“…my entrée to Austen was via Colin Firth prancing around in tight pants for the BBC. “

I couldn’t help but identify with Courtney Stone, the main character of Laurie Viera Rigler’s “Confessions of a Jane Austen Addict.” It wasn’t till I discovered the BBC version of Pride and Prejudice and fell in love with Darcy aka Colin Firth, that I truly started enjoying Jane Austen’s novels. I owe that enlightenment to my exchange programme classmate, a Jane Austen fan. I would have never signed up for the Austen film analysis class, if not for her.

Perfect companions for a lazy Sunday afternoon

Courtney is a typical modern LA girl who suddenly finds herself single when she discovers her fiancé making out with the wedding cake maker just a few days before the “D” day. She wakes up one morning to find herself in Regency England in the skin on Jane Mansfield. Confused and convinced she is dreaming, she decides to play along and enjoy this marvelous extension of her Austen addiction…till she realizes that the dream isn’t ending and that she does seem to have teleported to the 19thcentury.

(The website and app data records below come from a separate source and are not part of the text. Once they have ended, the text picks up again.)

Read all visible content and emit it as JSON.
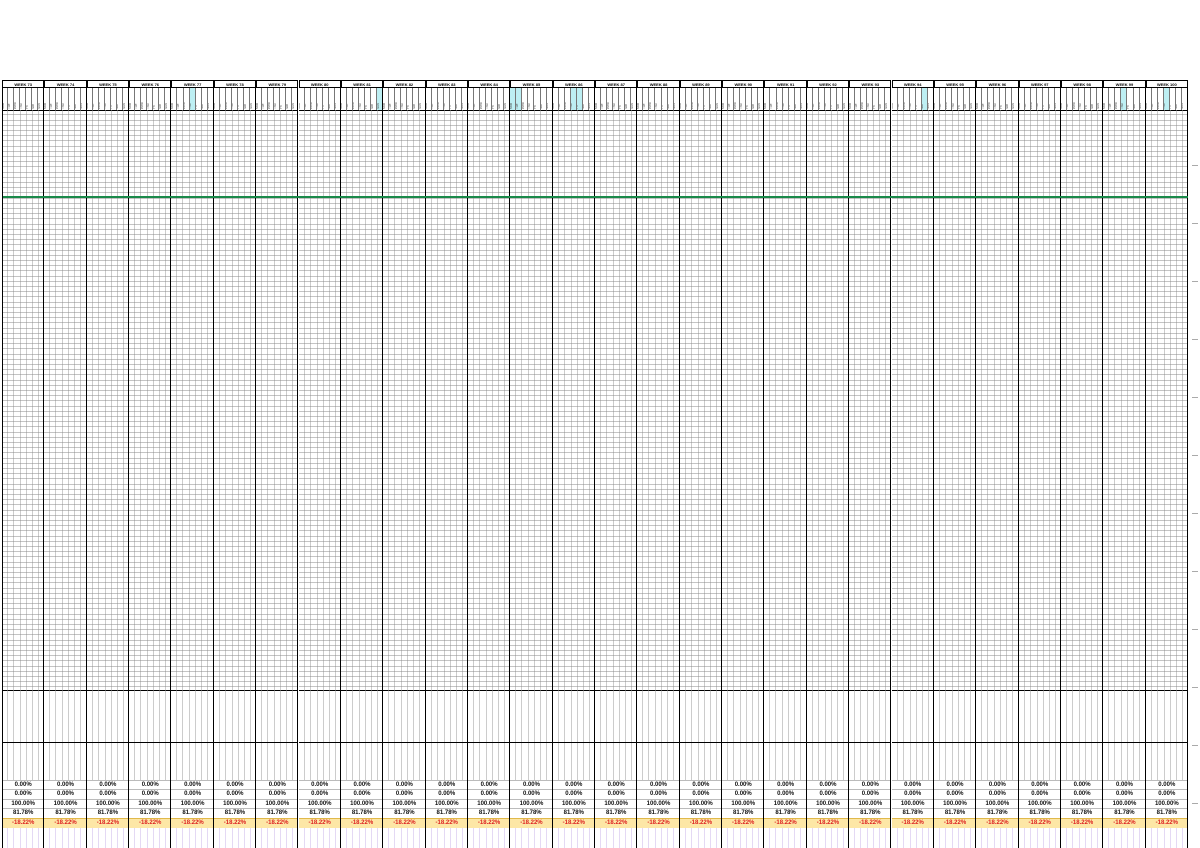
{
  "weeks": [
    {
      "label": "WEEK 73",
      "days": [
        "Mon",
        "Tue",
        "Wed",
        "Thu",
        "Fri",
        "Sat",
        "Sun"
      ]
    },
    {
      "label": "WEEK 74",
      "days": [
        "Mon",
        "Tue",
        "Wed",
        "Thu",
        "Fri",
        "Sat",
        "Sun"
      ]
    },
    {
      "label": "WEEK 75",
      "days": [
        "Mon",
        "Tue",
        "Wed",
        "Thu",
        "Fri",
        "Sat",
        "Sun"
      ]
    },
    {
      "label": "WEEK 76",
      "days": [
        "Mon",
        "Tue",
        "Wed",
        "Thu",
        "Fri",
        "Sat",
        "Sun"
      ]
    },
    {
      "label": "WEEK 77",
      "days": [
        "Mon",
        "Tue",
        "Wed",
        "Thu",
        "Fri",
        "Sat",
        "Sun"
      ]
    },
    {
      "label": "WEEK 78",
      "days": [
        "Mon",
        "Tue",
        "Wed",
        "Thu",
        "Fri",
        "Sat",
        "Sun"
      ]
    },
    {
      "label": "WEEK 79",
      "days": [
        "Mon",
        "Tue",
        "Wed",
        "Thu",
        "Fri",
        "Sat",
        "Sun"
      ]
    },
    {
      "label": "WEEK 80",
      "days": [
        "Mon",
        "Tue",
        "Wed",
        "Thu",
        "Fri",
        "Sat",
        "Sun"
      ]
    },
    {
      "label": "WEEK 81",
      "days": [
        "Mon",
        "Tue",
        "Wed",
        "Thu",
        "Fri",
        "Sat",
        "Sun"
      ]
    },
    {
      "label": "WEEK 82",
      "days": [
        "Mon",
        "Tue",
        "Wed",
        "Thu",
        "Fri",
        "Sat",
        "Sun"
      ]
    },
    {
      "label": "WEEK 83",
      "days": [
        "Mon",
        "Tue",
        "Wed",
        "Thu",
        "Fri",
        "Sat",
        "Sun"
      ]
    },
    {
      "label": "WEEK 84",
      "days": [
        "Mon",
        "Tue",
        "Wed",
        "Thu",
        "Fri",
        "Sat",
        "Sun"
      ]
    },
    {
      "label": "WEEK 85",
      "days": [
        "Mon",
        "Tue",
        "Wed",
        "Thu",
        "Fri",
        "Sat",
        "Sun"
      ]
    },
    {
      "label": "WEEK 86",
      "days": [
        "Mon",
        "Tue",
        "Wed",
        "Thu",
        "Fri",
        "Sat",
        "Sun"
      ]
    },
    {
      "label": "WEEK 87",
      "days": [
        "Mon",
        "Tue",
        "Wed",
        "Thu",
        "Fri",
        "Sat",
        "Sun"
      ]
    },
    {
      "label": "WEEK 88",
      "days": [
        "Mon",
        "Tue",
        "Wed",
        "Thu",
        "Fri",
        "Sat",
        "Sun"
      ]
    },
    {
      "label": "WEEK 89",
      "days": [
        "Mon",
        "Tue",
        "Wed",
        "Thu",
        "Fri",
        "Sat",
        "Sun"
      ]
    },
    {
      "label": "WEEK 90",
      "days": [
        "Mon",
        "Tue",
        "Wed",
        "Thu",
        "Fri",
        "Sat",
        "Sun"
      ]
    },
    {
      "label": "WEEK 91",
      "days": [
        "Mon",
        "Tue",
        "Wed",
        "Thu",
        "Fri",
        "Sat",
        "Sun"
      ]
    },
    {
      "label": "WEEK 92",
      "days": [
        "Mon",
        "Tue",
        "Wed",
        "Thu",
        "Fri",
        "Sat",
        "Sun"
      ]
    },
    {
      "label": "WEEK 93",
      "days": [
        "Mon",
        "Tue",
        "Wed",
        "Thu",
        "Fri",
        "Sat",
        "Sun"
      ]
    },
    {
      "label": "WEEK 94",
      "days": [
        "Mon",
        "Tue",
        "Wed",
        "Thu",
        "Fri",
        "Sat",
        "Sun"
      ]
    },
    {
      "label": "WEEK 95",
      "days": [
        "Mon",
        "Tue",
        "Wed",
        "Thu",
        "Fri",
        "Sat",
        "Sun"
      ]
    },
    {
      "label": "WEEK 96",
      "days": [
        "Mon",
        "Tue",
        "Wed",
        "Thu",
        "Fri",
        "Sat",
        "Sun"
      ]
    },
    {
      "label": "WEEK 97",
      "days": [
        "Mon",
        "Tue",
        "Wed",
        "Thu",
        "Fri",
        "Sat",
        "Sun"
      ]
    },
    {
      "label": "WEEK 98",
      "days": [
        "Mon",
        "Tue",
        "Wed",
        "Thu",
        "Fri",
        "Sat",
        "Sun"
      ]
    },
    {
      "label": "WEEK 99",
      "days": [
        "Mon",
        "Tue",
        "Wed",
        "Thu",
        "Fri",
        "Sat",
        "Sun"
      ]
    },
    {
      "label": "WEEK 100",
      "days": [
        "Mon",
        "Tue",
        "Wed",
        "Thu",
        "Fri",
        "Sat",
        "Sun"
      ]
    }
  ],
  "highlighted_days": [
    [
      4,
      3
    ],
    [
      8,
      6
    ],
    [
      12,
      0
    ],
    [
      12,
      1
    ],
    [
      13,
      3
    ],
    [
      13,
      4
    ],
    [
      21,
      5
    ],
    [
      26,
      3
    ],
    [
      27,
      3
    ]
  ],
  "summary": {
    "row1": "0.00%",
    "row2": "0.00%",
    "row3": "100.00%",
    "row4": "81.78%",
    "row5": "-18.22%"
  },
  "colors": {
    "baseline": "#1a8a4a",
    "highlight": "#bdeff3",
    "negative_text": "#dd2222",
    "negative_bg": "#fde7a6",
    "bottom_lines": "#c9b3e8"
  }
}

Horrified and almost terror stricken at first, she decides to make the most of the opportunity to visit the world of Austen’s novels. “I’m sure wherever the real Jane is, she’s just as eager to get back to her own life as I am to mine. So why not just relax in the meantime, experience the sensation of living in another body and another time. Jane Austen’s time, no less, and have faith that real life will return soon enough. At least in this world some else does the shopping and cleaning up.”

As the days unfold, however, Courtney discovers that life in Regency England is not just about being waited on, leisurely strolls in the garden and decadent meals. It’s also about dealing with a “wicked” mother who wants her married at any costs, strict societal rules about how she should conduct herself in public, whom she could befriend and where she could go. As if all this wasn’t enough, she also had to grapple with the attentions of the dashing Charles Edgeworth, who reminded her of Wes, her closest friend in the 21st century who had let her down by covering for her fiancé. Were Edgeworth’s attentions genuine? Was he to be trusted like Darcy or was he a Wickham?

A postcard from Bath used as fitting bookmark for “Confessions of a Jane Austen Addict.”

As Courtney stumbles along the beautiful pathways of the English countryside, Bath, “with its elegant buildings of stone that look white in some lights, golden or pink in others” and London with its high society balls, she gets many occasions to comment on the manners of society in the 19th century. “It seems that while giving way to the grosser bodily functions seems to raise nairy a blush in the Lord’s house, having one’s period makes one a social outcast in one’s own house.” Witty comments such as this make the book an enjoyable read. Courtney’s chance encounter with Jane Austen, however could have been made more interesting. All that seemed to come out of those pages were Austen’s reticent personality and the anachronistic nature of Jane aka Courtney’s character. The denouement of the novel also left me a little dissatisfied. The sudden merging of the two worlds didn’t seem plausible enough. The distinction between the dream world and the real world, between the 19th and 21st century faded away in just a few paragraphs, leaving me a little befuddled.

The book is definitely a must read for all Jane Austen fans, but I would go as far as to recommend it to anyone who enjoys a novel set in Regency England. Pick up the book on a lazy Sunday. I guarantee you a blissful afternoon lost in the Austen’s England.

Related reading :
Review by Francesca Segal on The Observer
Review by Jayne  on Dear Author
Jane Austen Addict official site (I had no idea such a thing existed till I read this book)